A: I'm having some difficulty understanding in what particular respect your agency's new behaviour differs from its old behaviour. The conflicting departmental enthusiasms you describe have been familiar to me since the middle of the last century (with the exception, of course, of those of the planners who hadn't yet been invented).
You've spent much of your time as an agency person encouraging your clients to be responsive to their consumers' needs; yet you lamentably fail to understand the needs of your own consumers - your clients.
Clients don't want departments. Departments are a corporate invention designed to occupy organograms and make administration tidier. Departments positively obstruct the creation of excellent advertising, produced within budget and on time. You have only to re-read your own question above to understand why.
No - clients don't want departments: they want the only agency unit designed to deliver what they came to the agency to buy. They want that quaint, old-fashioned, much-derided entity called the account group.
And by account group I do not mean what today it means: a bunch of suits with an occasional planner as group poodle. I mean a group that contains and represents the best of the entire agency in microcosm. I mean a group of people, inspirationally led by an advertising person, who have totally different skills but one shared determination: to produce work of rocklike relevance and divine originality.
Account groups are chaotic things. Each of their members should belong to at least three other account groups but not of course to the same ones.
They are a nightmare to run, which is why the best account runners are beyond price. But it is account groups, not departments, which produce the goods.
(The pursuit of excellence has always seemed to me an inadequate ambition. Why not attain it?)
Q: An anonymous advertising student writes: I recently had a first-round graduate recruitment interview. Although not a masochist, the experience was actually enjoyable. Until I realised my mistake. I put the name of one of the agency's accounts to the famous campaign of a rival brand.
Does this mean I will be consigned to the bottom of the pile of all future applications I make in the small world of advertising? Or, should the agency in question take me on for subtly making them aware that their ads haven't differentiated one brand from another, without having to undergo the expense of post-testing?
A: I'm sorry to disillusion you and delighted to reassure you. E-mails about you are not choking the ether.
No bulletin board has posted your shameful particulars. It will be a decade or two yet before your name is heard in Soho House. The little world of advertising remains wholly ignorant of your error - and indeed, even of your existence.

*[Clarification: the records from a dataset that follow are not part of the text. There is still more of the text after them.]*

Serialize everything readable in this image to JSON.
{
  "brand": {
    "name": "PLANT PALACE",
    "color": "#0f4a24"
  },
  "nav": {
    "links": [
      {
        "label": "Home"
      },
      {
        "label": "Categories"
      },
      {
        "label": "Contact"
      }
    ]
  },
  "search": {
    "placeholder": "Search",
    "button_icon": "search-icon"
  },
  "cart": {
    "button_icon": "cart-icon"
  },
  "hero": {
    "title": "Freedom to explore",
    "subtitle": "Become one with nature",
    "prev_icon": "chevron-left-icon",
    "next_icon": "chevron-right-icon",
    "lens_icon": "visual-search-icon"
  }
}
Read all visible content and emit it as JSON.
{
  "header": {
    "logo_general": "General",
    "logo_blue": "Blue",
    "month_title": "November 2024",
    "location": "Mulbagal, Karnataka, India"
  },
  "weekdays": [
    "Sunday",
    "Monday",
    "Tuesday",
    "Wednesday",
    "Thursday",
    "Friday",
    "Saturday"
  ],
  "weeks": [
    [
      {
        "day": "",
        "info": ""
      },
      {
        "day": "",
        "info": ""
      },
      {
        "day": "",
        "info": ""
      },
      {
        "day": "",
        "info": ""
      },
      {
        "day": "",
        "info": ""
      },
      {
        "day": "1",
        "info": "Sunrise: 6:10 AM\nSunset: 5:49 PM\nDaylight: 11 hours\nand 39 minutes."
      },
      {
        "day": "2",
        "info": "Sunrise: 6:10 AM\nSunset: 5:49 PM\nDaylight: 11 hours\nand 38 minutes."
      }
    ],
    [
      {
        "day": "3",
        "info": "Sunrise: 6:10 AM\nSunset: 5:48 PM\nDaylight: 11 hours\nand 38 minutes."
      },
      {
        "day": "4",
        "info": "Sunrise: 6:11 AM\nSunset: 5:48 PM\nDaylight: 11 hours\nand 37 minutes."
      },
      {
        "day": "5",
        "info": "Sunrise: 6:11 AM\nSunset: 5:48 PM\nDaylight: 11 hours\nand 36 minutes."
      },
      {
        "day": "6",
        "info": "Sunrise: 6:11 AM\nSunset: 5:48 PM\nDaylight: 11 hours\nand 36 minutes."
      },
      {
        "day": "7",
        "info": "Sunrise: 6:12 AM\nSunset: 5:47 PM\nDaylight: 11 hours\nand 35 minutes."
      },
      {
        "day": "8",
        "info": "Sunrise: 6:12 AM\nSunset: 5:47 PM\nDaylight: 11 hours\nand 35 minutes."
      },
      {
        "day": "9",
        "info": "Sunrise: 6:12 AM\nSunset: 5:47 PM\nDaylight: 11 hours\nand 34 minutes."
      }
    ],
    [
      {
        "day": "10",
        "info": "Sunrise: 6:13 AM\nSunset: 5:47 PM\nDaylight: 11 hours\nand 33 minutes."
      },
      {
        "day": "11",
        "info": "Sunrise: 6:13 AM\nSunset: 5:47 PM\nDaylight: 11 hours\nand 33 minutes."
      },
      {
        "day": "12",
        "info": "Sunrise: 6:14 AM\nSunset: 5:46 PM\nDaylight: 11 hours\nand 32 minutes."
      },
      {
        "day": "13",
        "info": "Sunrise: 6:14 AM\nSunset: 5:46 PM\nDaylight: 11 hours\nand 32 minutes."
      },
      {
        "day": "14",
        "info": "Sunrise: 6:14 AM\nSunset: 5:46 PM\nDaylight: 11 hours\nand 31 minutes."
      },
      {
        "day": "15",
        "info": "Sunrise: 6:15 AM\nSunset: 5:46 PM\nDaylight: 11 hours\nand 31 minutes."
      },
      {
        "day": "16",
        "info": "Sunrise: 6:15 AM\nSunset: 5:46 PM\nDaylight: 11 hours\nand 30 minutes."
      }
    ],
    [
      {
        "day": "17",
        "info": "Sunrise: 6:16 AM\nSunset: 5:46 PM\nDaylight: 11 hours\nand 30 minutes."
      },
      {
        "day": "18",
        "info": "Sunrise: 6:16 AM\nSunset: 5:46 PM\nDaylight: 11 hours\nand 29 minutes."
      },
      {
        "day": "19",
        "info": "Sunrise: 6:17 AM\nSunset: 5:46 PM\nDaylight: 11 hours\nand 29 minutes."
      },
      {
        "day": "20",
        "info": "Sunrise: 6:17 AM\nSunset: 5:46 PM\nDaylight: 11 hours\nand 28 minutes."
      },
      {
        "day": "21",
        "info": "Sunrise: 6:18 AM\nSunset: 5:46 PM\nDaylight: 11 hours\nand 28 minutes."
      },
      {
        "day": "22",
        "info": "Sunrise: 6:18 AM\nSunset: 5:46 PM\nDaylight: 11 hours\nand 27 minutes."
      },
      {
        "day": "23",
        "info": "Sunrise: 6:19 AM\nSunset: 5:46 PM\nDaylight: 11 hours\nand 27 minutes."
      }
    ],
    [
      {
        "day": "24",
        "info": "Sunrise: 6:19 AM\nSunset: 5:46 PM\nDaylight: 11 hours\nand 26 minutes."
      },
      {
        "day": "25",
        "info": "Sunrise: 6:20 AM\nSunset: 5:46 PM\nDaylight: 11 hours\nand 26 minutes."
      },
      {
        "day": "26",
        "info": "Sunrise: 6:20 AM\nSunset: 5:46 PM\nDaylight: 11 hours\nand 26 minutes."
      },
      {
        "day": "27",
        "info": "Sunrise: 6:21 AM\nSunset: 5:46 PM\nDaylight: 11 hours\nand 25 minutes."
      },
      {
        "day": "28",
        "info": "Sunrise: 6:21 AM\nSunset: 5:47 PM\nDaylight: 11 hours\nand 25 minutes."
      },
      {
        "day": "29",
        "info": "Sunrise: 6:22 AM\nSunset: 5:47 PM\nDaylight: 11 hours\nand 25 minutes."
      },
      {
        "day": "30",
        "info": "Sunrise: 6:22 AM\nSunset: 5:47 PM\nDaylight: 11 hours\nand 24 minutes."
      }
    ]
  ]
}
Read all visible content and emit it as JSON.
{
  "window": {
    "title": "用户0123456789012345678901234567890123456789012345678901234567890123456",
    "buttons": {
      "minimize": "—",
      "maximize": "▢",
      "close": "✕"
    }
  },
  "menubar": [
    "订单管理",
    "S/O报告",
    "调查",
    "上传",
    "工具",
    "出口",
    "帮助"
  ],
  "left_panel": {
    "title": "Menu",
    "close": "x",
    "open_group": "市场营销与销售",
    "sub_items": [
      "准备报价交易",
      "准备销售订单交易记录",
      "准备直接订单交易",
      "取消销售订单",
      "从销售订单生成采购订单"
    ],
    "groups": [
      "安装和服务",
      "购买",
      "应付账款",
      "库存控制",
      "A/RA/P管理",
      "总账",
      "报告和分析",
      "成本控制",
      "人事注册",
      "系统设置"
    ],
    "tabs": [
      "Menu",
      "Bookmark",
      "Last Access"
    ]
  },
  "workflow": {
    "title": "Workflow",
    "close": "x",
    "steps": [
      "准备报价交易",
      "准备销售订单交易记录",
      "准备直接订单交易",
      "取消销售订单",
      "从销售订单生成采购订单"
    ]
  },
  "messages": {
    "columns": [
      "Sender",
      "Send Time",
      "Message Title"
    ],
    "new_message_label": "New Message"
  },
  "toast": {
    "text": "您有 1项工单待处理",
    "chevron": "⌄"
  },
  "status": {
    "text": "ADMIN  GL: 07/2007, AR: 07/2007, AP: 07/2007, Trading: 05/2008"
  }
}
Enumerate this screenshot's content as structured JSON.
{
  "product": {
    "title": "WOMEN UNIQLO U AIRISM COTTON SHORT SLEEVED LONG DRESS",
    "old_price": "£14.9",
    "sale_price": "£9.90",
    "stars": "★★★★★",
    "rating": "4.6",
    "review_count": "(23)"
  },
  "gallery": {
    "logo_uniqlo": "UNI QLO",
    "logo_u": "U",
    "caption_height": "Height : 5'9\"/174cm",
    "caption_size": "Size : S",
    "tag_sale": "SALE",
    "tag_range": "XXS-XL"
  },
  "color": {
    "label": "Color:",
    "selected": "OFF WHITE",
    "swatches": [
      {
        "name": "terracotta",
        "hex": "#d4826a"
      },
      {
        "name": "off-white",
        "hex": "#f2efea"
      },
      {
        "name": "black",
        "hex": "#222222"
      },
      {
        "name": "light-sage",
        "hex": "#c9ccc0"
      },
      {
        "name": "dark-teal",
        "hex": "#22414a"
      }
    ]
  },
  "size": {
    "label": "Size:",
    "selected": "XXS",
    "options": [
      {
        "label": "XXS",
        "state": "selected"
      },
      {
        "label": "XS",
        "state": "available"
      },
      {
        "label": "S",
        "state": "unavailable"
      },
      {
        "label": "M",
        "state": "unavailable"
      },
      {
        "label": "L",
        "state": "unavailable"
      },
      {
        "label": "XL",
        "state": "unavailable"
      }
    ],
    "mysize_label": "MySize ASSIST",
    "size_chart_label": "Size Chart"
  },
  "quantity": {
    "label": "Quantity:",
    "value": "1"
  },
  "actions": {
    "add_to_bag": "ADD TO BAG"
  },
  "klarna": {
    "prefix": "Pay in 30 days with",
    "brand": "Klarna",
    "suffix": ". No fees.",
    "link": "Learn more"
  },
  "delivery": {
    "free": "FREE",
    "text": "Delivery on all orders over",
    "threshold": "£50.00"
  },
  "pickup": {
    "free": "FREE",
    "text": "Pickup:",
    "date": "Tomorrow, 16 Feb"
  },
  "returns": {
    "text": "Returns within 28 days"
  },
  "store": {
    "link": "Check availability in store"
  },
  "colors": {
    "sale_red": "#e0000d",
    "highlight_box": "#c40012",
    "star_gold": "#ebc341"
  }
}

As an obvious worrier, perhaps that's what you should really be worrying about.
Q: My new year resolution is to get my face in Campaign as much as possible (not my arse as someone did last year). What's the best strategy?
A: I wonder why you want to get your face in Campaign all the time? You would only be scornfully dismissed as the sort of person who wants to get his face in Campaign all the time. What's more, I've now had my face in Campaign every week for two years and absolutely nothing good has happened to me as a result.
- Jeremy Bullmore is a former chairman of J. Walter Thompson and a director of WPP. He also writes a monthly column for Management Today. Address your problems to him at campaign@ haynet.com or Campaign, 174 Hammersmith Rd, London W6 7JP.